Anticipation is one of the most important things to keep in mind while on a ride. Nothing ever really comes 'suddenly' on the road. Most of the times, it is an error of judgement on part of the rider, that gives a feeling of something having appeared 'suddenly'.
It need not be your mistake that causes accidents. But after an accident, it really doesn't matter whose mistake it was anyway! As riders we should be able to anticipate errors from others too. Some situations where we need to anticipate are blind spots during night riding, possibility of someone crossing the road while you are negotiating a corner, or something that is blocked from your vision while overtaking a big truck.
2. Never get high and ride. Not even a pint of beer on a sunny afternoon!
Drinking and riding is a big no! And so is riding with any kind of intoxication! 'It's too hot, just one pint', 'Nothing happens to be with this little alcohol', 'I have a massive capacity, this is nothing', or 'I will take long enough a break after drinking', none of these statements hold true. Whether or not one agrees, however little intoxication, it definitely has an effect on your reflexes. That small delay in reaction, could mean the difference between life and death. Make this a principle you live by during a ride, and inspire others to follow your footsteps. Together, we can make the world a safer place for ourselves.
1. Always always wear a helmet
I had once heard a track racer say "We don't think twice before picking up the latest smartphone and go out of our way to pay Rs 30k to Rs 60k for one! But when the topic is of a helmet, many make do with the cheapest, flimsiest helmet available in a local shop".
We have one head, and that ONE cannot be replaced at all, the way a shattered phone screen can be. There is a massive collection of helmets available in the market for you to choose from. Get a good quality helmet. I do hope you will never need to experience first-hand how useful an investment it turned out, but if you do, you sure will thank your stars!
My strive is to make our world of motorcycling a safer place for ourselves.
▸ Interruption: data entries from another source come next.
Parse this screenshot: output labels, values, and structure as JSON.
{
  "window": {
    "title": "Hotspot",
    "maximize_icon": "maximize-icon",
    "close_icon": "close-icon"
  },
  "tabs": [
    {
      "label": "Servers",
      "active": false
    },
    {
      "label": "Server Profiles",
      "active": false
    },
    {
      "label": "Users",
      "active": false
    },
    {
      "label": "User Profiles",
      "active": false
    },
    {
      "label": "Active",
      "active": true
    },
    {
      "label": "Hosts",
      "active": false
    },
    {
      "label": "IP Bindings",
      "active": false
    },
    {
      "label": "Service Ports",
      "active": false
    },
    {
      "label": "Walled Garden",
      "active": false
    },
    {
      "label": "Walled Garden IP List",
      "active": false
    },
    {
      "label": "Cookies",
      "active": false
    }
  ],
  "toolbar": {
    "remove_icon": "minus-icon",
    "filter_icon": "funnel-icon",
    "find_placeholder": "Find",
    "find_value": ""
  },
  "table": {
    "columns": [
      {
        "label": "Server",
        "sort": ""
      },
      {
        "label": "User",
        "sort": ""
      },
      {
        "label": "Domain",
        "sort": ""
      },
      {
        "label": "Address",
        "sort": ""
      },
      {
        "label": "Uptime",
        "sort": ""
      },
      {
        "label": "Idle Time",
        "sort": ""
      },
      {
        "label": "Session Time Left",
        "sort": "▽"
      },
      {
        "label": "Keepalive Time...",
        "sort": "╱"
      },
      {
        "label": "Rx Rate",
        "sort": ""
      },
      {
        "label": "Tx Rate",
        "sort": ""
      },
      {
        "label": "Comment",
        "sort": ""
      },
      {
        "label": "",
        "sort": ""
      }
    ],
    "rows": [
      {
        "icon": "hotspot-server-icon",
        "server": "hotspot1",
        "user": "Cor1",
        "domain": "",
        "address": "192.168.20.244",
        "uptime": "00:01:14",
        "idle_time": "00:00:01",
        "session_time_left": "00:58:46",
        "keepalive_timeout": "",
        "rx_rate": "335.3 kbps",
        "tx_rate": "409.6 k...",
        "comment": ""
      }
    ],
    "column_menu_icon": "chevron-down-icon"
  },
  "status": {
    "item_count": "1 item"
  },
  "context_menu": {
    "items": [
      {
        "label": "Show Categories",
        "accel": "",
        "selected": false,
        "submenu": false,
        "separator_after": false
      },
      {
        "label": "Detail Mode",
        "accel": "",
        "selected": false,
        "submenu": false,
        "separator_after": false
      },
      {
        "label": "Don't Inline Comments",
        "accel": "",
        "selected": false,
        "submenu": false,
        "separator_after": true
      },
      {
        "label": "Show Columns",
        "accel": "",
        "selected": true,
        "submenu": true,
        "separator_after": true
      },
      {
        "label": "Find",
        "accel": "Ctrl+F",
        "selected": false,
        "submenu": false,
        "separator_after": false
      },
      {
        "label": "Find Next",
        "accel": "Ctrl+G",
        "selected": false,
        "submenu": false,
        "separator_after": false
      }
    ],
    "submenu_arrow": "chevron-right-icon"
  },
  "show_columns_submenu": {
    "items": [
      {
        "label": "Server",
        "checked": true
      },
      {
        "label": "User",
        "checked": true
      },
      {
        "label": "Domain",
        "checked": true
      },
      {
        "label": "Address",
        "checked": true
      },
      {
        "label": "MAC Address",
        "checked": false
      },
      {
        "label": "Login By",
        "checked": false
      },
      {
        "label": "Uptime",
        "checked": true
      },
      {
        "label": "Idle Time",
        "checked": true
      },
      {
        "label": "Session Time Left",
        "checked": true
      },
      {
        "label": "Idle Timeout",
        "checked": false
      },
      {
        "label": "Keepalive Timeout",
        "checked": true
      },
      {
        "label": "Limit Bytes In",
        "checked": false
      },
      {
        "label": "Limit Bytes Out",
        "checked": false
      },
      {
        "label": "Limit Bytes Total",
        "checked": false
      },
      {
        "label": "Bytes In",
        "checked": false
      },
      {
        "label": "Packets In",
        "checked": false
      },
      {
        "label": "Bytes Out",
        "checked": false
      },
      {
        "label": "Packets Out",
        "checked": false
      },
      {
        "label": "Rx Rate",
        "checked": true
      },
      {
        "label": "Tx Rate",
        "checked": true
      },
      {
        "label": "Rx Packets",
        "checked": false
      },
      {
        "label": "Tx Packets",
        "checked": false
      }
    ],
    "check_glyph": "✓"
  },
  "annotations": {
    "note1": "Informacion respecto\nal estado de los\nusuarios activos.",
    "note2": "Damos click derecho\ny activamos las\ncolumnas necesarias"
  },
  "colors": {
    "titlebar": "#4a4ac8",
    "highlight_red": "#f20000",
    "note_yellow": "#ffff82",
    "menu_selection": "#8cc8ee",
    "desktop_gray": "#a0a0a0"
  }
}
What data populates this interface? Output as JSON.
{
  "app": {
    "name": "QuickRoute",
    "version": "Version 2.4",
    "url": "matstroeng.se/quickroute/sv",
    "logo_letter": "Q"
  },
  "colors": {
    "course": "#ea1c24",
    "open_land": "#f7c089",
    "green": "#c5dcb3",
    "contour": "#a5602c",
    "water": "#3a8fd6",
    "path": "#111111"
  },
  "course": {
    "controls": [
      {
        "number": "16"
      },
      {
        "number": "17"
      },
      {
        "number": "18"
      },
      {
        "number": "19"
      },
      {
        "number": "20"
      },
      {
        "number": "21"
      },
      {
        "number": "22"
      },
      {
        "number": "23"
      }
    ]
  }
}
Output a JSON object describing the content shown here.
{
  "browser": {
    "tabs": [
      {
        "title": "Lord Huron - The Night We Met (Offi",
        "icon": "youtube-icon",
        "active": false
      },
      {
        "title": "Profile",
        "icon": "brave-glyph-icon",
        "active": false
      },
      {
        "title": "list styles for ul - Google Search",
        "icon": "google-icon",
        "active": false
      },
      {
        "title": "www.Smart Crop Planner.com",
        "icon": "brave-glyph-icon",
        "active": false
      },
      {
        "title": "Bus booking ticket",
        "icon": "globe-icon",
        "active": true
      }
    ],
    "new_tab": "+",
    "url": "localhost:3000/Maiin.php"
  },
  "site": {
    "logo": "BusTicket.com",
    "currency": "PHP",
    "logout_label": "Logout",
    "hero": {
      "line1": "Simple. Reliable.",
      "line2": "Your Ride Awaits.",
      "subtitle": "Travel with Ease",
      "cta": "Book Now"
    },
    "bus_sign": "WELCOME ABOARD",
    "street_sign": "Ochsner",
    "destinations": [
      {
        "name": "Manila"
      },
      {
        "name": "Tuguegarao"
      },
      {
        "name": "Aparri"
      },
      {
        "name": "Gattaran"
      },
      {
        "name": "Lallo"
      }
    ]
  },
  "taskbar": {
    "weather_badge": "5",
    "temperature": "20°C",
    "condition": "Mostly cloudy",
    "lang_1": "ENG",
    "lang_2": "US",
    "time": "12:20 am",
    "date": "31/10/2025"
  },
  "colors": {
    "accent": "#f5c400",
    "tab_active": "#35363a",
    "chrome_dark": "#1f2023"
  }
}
I am doing my bit of following a few simple steps.
All I ask of you is to create this same awareness about safe motorcycling.
Share this post with all your rider friends, and together let's work towards a safer world!